    This manual was developed to assist district health management teams in countries where malaria is endemic to improve the quality of malaria treatment given by private clinics, pharmacies, shops, and kiosks. It gives step-by-step instructions for how to implement a public health activity that will involve wholesalers in communicating malaria guidelines to retailers and private clinics. Typically, district health management teams have focused on improving the quality of care offered by government hospitals, health centers and dispensaries. However, because these days 60-80% of people with malaria--or parents of children with malaria--first visit a private establishment to get treatment, it has become more and more important for district health teams to give attention also to the private sector. The Vendor-to-Vendor education activity is a low-cost approach for developing an effective public-private partnership to ensure that people receive prompt and effective treatment for malaria. (excerpt)
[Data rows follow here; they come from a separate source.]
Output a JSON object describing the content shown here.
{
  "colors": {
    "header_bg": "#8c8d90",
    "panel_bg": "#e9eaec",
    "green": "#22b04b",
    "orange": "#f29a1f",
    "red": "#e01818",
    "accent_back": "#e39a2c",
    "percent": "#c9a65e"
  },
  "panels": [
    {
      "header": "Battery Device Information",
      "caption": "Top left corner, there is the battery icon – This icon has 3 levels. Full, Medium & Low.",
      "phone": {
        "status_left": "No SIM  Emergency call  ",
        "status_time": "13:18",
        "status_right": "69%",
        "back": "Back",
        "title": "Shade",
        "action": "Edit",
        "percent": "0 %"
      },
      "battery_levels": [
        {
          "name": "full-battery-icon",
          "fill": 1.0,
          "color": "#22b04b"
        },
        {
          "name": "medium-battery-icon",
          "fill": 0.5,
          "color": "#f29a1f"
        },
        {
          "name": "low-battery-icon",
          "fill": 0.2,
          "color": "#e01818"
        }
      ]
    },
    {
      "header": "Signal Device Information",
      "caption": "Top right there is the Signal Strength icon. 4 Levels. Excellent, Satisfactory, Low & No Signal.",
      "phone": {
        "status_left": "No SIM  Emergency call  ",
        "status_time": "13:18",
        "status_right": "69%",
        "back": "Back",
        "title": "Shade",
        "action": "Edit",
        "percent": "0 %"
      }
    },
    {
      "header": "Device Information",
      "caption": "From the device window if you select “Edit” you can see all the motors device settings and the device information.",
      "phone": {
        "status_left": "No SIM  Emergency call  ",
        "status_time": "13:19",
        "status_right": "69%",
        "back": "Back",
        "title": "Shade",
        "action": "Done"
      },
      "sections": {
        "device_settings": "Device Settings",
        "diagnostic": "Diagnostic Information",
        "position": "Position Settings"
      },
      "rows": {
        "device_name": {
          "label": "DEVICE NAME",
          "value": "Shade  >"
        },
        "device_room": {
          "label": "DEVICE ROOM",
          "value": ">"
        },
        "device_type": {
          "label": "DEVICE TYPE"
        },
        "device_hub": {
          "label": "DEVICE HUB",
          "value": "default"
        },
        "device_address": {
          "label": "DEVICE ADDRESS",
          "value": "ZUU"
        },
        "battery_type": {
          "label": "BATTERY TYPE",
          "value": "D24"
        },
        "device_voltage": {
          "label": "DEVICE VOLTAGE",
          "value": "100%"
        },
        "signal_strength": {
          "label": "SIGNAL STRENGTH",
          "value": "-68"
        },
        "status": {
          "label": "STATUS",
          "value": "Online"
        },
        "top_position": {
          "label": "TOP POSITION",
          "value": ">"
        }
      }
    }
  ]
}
  • Assessing Health Worker Performance of IMCI in Kenya | Publications

    Quality assessment is the measurement of the quality of healthcare services. A quality assessment measures the difference between expected and actual performance to identify opportunities for improvement. Performance standards can be established for most dimensions of quality, such as technical competence, effectiveness, efficiency, safety, and coverage. Where standards are established, a quality assessment measures the level of compliance with standards. For dimensions of quality where standards are more difficult to identify, such as continuity of care or accessibility, a quality assessment describes the current level of performance with the objective of improving it. A quality assessment frequently combines various data collection methods to overcome the intrinsic biases of each method alone. These methods include direct observation of patient-provider encounters, staff interview, patient focus group, record review, and facility inspection, among others. The assessment is often the initial step in a larger process, which may include providing feedback to health workers on performance, training and motivating staff to undertake quality improvements, and designing solutions to bridge the quality gap. This case study describes how five Integrated Management of Childhood Illness (IMOI) trainers and supervisors conducted an assessment of provider knowledge and skill, to carry out IMCI at 38 facilities in two districts in Kenya. (excerpt)